(Activity):
Using "display" as the search string, find the matching lines below and copy them.

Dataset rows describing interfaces
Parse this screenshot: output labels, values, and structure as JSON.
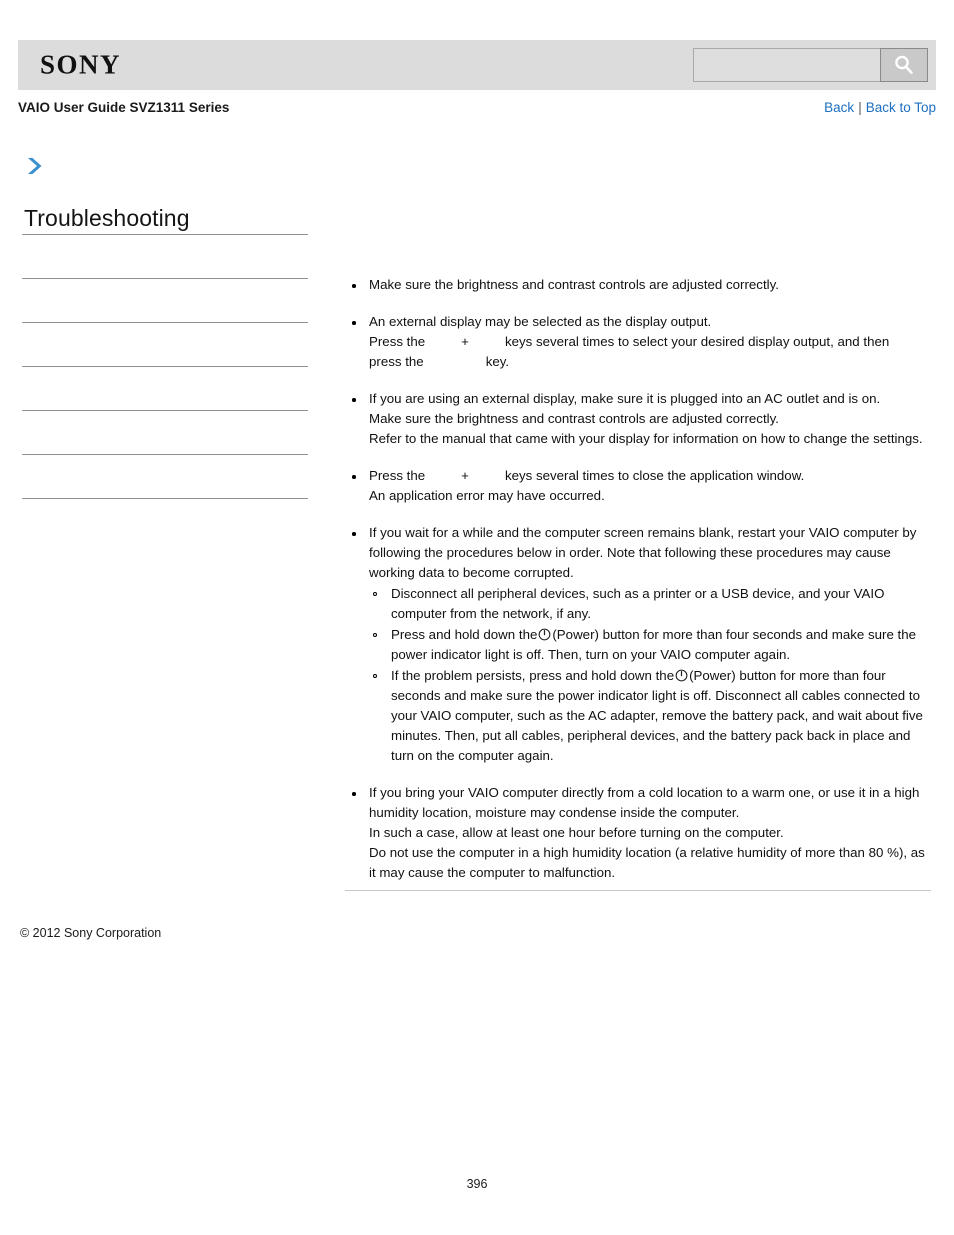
{
  "header": {
    "logo_text": "SONY",
    "search": {
      "value": "",
      "placeholder": "",
      "button_icon": "search-icon"
    },
    "guide_title": "VAIO User Guide SVZ1311 Series",
    "links": {
      "back": "Back",
      "separator": "|",
      "back_to_top": "Back to Top"
    },
    "link_color": "#1d6fc1",
    "bar_color": "#dcdcdc"
  },
  "sidebar": {
    "arrow_icon": "chevron-right-icon",
    "arrow_color": "#3a8fce",
    "heading": "Troubleshooting",
    "items": [
      {
        "label": ""
      },
      {
        "label": ""
      },
      {
        "label": ""
      },
      {
        "label": ""
      },
      {
        "label": ""
      },
      {
        "label": ""
      }
    ]
  },
  "content": {
    "bullets": [
      {
        "lines": [
          "Make sure the brightness and contrast controls are adjusted correctly."
        ]
      },
      {
        "lines": [
          "An external display may be selected as the display output.",
          "Press the",
          "keys several times to select your desired display output, and then",
          "press the",
          "key."
        ]
      },
      {
        "lines": [
          "If you are using an external display, make sure it is plugged into an AC outlet and is on.",
          "Make sure the brightness and contrast controls are adjusted correctly.",
          "Refer to the manual that came with your display for information on how to change the settings."
        ]
      },
      {
        "lines": [
          "Press the",
          "keys several times to close the application window.",
          "An application error may have occurred."
        ]
      },
      {
        "lines": [
          "If you wait for a while and the computer screen remains blank, restart your VAIO computer by following the procedures below in order. Note that following these procedures may cause working data to become corrupted."
        ],
        "sub_bullets": [
          "Disconnect all peripheral devices, such as a printer or a USB device, and your VAIO computer from the network, if any.",
          "Press and hold down the",
          "(Power) button for more than four seconds and make sure the power indicator light is off. Then, turn on your VAIO computer again.",
          "If the problem persists, press and hold down the",
          "(Power) button for more than four seconds and make sure the power indicator light is off. Disconnect all cables connected to your VAIO computer, such as the AC adapter, remove the battery pack, and wait about five minutes. Then, put all cables, peripheral devices, and the battery pack back in place and turn on the computer again."
        ]
      },
      {
        "lines": [
          "If you bring your VAIO computer directly from a cold location to a warm one, or use it in a high humidity location, moisture may condense inside the computer.",
          "In such a case, allow at least one hour before turning on the computer.",
          "Do not use the computer in a high humidity location (a relative humidity of more than 80 %), as it may cause the computer to malfunction."
        ]
      }
    ],
    "plus_sign": "+"
  },
  "footer": {
    "copyright": "© 2012 Sony Corporation",
    "page_number": "396"
  }
}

(Exercise output):
          "An external display may be selected as the display output.",
          "keys several times to select your desired display output, and then",
          "If you are using an external display, make sure it is plugged into an AC outlet and is on.",
          "Refer to the manual that came with your display for information on how to change the settings."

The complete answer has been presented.